4 “Urinary tract infections (UTIs)”, NHS, 18 November 2020, Source: https://www.nhs.uk/conditions/urinary-tract-infections-utis/
5 “Cystitis”, NHS, 9 August 2018, Source: https://www.nhs.uk/conditions/cystitis/
6 Ibid
7 “Cranberry Juice Can Cure My UTI and Four Other Myths Debunked”, Penn Medicine, 9 July 2018, Source: https://www.pennmedicine.org/updates/blogs/womens-health/2018/july/can-cranberry-juice-cure-my-urinary-tract-infection
8 “Sodium citrate for cystitis”, Michael Stewart, 9 November 2018, Source: https://patient.info/medicine/sodium-citrate-for-cystitis-canesoasis-cymalon-cystitis-relief-cystocalm
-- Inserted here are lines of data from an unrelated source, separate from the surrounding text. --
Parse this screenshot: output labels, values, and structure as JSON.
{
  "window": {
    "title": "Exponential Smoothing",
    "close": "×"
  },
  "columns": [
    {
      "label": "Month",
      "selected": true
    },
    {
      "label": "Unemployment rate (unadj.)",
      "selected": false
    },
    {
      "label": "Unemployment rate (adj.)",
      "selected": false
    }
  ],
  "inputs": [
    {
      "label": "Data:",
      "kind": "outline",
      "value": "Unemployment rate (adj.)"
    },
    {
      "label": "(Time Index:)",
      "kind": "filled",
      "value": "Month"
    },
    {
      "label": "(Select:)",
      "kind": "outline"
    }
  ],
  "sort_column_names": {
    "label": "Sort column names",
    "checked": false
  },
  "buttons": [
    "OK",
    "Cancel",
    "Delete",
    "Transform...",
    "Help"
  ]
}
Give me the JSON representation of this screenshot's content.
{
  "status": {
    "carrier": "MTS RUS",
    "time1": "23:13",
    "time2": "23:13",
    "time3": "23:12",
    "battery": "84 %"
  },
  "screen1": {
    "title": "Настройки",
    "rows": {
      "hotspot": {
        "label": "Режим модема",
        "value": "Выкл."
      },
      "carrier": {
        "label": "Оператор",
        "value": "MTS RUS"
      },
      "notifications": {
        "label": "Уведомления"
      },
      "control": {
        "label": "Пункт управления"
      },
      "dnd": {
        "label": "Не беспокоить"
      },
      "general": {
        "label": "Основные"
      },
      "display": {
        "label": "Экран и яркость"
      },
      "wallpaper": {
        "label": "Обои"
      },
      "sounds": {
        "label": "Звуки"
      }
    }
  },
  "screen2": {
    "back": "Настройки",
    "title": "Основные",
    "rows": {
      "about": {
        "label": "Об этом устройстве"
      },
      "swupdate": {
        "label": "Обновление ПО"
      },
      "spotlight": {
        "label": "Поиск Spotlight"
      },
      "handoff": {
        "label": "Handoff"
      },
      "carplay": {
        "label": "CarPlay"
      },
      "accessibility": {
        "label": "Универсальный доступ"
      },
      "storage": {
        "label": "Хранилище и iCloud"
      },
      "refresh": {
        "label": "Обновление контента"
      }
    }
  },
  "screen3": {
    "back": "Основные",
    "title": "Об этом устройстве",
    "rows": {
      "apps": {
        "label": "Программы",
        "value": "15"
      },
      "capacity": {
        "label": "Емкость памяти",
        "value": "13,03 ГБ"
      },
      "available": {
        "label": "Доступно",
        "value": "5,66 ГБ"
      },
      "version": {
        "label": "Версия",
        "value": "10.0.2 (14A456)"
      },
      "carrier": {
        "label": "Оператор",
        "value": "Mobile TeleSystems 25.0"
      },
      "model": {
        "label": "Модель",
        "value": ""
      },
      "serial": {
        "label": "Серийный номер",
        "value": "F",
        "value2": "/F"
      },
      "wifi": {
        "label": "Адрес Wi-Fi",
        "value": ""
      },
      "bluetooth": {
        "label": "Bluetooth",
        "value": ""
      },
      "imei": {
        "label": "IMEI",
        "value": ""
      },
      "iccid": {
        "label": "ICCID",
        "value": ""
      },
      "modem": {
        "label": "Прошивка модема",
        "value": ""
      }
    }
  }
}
9 “6 Home Remedies for Urinary Tract Infections”, Rachael Link, 23 April 2017, Source: https://www.healthline.com/nutrition/uti-home-remedies
10 “Everything you need to know about cystitis”, Adam Felman, 30 November 2017, Source: https://www.medicalnewstoday.com/articles/152997#remedies
11 “Cystitis”, NHS, 9 August 2018, Source: https://www.nhs.uk/conditions/cystitis/